Spilt religion

Give Caesar what is Caesar’s and God what is God’s, according to Our Saviour. I wonder how well this statement is understood, even when taken as quick repartee to an entrapment question. In that light it was an invitation to His persecutors, to think again — about God, about moral obligation, about human freedom, and many related things. Today, we cite the phrase to enforce, from the Christian side, the separation of Church and State. I doubt that could have been the original intention, for Jesus’ contemporaries never concerned themselves with the niceties of American constitutional practice. They had sixteen more centuries before they’d ever have to think about the Peace of Westphalia. Notwithstanding, the distinction between earthly and heavenly power, slurred in ancient paganry including the Roman, was, I think, already morning star on the horizon of Hellenistic thinking.

We can’t cease to be modern, or escape history, so long as we are breathing. Nor have we become again quite so barbaric that the past is lost to us. Even if unwilling, we are anachronists, and the ideas, both of Church and of State, do not go away. To our modern view, shot through with the vice of individualism, a man has connexions with God and with his neighbour that are different in kind. We hear an “either/or” when Christ had specified a “both/and.”

He was — and I am no theologian, don’t trust me — making a distinction between God and Mammon. (Now, what this term “mammon” means is a large topic; its reduction by childish translators to the word “money” is a sign of our times.) Both exist in the spiritual realm, both (by the Incarnation) in the material. The silver piece that Jesus was shown (foreshadowing the silver pieces to Judas), were of Mammon, on whom Christ made no claim. On justice and order He did, so that ultimately Christ claimed Caesar, but in no worldly sense. Caesar did Christ’s work, insofar as he maintained the lawful order of things; or he refused, and served only himself. That coin was his token, either way, and not for Christ to micromanage. It was not a sacred article.
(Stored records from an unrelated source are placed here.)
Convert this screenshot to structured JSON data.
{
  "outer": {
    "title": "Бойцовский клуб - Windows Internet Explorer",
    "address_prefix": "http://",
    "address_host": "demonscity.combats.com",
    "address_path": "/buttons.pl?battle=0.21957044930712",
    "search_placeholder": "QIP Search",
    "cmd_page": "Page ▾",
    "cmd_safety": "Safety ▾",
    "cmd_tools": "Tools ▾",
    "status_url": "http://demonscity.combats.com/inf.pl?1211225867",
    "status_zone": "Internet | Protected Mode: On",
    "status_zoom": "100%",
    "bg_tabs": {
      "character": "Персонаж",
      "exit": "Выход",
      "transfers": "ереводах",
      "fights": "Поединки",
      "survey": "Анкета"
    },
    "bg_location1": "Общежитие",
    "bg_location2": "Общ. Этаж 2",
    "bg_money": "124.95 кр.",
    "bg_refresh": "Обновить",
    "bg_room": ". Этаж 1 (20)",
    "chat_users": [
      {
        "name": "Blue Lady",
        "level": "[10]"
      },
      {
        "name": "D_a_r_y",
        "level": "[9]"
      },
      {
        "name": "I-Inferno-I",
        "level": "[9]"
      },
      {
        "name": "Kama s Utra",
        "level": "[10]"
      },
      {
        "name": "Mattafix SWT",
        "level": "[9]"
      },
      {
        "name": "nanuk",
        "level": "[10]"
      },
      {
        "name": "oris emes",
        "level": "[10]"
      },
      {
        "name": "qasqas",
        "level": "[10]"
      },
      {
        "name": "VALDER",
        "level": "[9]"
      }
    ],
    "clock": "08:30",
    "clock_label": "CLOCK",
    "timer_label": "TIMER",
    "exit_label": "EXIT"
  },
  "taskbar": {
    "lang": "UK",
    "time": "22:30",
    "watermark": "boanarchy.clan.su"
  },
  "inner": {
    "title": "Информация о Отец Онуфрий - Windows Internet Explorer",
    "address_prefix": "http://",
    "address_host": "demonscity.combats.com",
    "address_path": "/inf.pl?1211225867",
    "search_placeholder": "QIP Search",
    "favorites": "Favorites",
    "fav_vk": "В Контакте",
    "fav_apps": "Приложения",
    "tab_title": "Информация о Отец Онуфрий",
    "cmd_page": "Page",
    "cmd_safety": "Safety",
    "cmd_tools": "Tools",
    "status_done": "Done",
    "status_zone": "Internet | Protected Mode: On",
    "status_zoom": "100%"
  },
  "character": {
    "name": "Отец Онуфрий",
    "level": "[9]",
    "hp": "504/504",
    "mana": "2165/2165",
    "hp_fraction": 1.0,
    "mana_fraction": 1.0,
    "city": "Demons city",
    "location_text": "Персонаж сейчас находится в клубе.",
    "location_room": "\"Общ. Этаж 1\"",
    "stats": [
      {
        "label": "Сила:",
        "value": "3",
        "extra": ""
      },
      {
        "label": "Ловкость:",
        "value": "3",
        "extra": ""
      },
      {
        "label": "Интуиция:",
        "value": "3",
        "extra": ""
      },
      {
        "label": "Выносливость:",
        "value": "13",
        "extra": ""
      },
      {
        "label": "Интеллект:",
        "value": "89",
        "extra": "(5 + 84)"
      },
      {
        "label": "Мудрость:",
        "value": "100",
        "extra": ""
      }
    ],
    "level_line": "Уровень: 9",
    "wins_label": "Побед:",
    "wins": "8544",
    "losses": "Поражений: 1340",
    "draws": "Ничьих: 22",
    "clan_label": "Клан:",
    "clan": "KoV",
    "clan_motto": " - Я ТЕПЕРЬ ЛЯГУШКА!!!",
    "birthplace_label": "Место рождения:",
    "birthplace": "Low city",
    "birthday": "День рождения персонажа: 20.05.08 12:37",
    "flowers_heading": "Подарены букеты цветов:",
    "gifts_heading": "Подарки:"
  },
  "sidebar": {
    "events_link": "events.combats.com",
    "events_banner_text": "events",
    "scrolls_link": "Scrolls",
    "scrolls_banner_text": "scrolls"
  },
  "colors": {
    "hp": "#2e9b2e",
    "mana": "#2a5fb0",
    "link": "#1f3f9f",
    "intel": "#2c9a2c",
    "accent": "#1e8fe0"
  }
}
Trade, though it should be honest, is in its nature profane. This does not mean that it is evil. Eating and drinking are not wicked things, in themselves. We are not Manichees. Insofar as a human is an animal, alive within the natural world, he is not a moral subject. Only insofar as he belongs to a supernatural order, does he participate in the absolutes we find there. We are not Animists, we are not Pantheists; the natural order we neither worship nor condemn. We give up the coin in taxes, or we give up our body to the lion in the Forum; at the material level, it is all one.

Although this world is a mixture of the sacred and profane, we need not confuse them. We ought not confuse them, and never in God’s name. The sphere of politics, on which I touched yesterday, is the sphere of Caesar’s coin. It is decidedly NOT the sphere of our neighbour, who is never abstract. The most seemingly charitable welfare or eleemosynary schemes are in the realm of Caesar.

Christians are called upon to be alert. With God or neighbour our relation is with a Person; the Church, for all her outward organization, is a vessel in which we find a Person, too. The vessel of the State contains, actually, a bottomless nothing.

Our contemporaries are bewildered by these. They think that Christ has called us to advance His Kingdom by political means; or that good resides in the empty vessel. This is spilt religion; the wine poured, as it were, into the wrong jar, and lost, immortally. That which is owed to Christ — a life — is instead paid into the emptiness.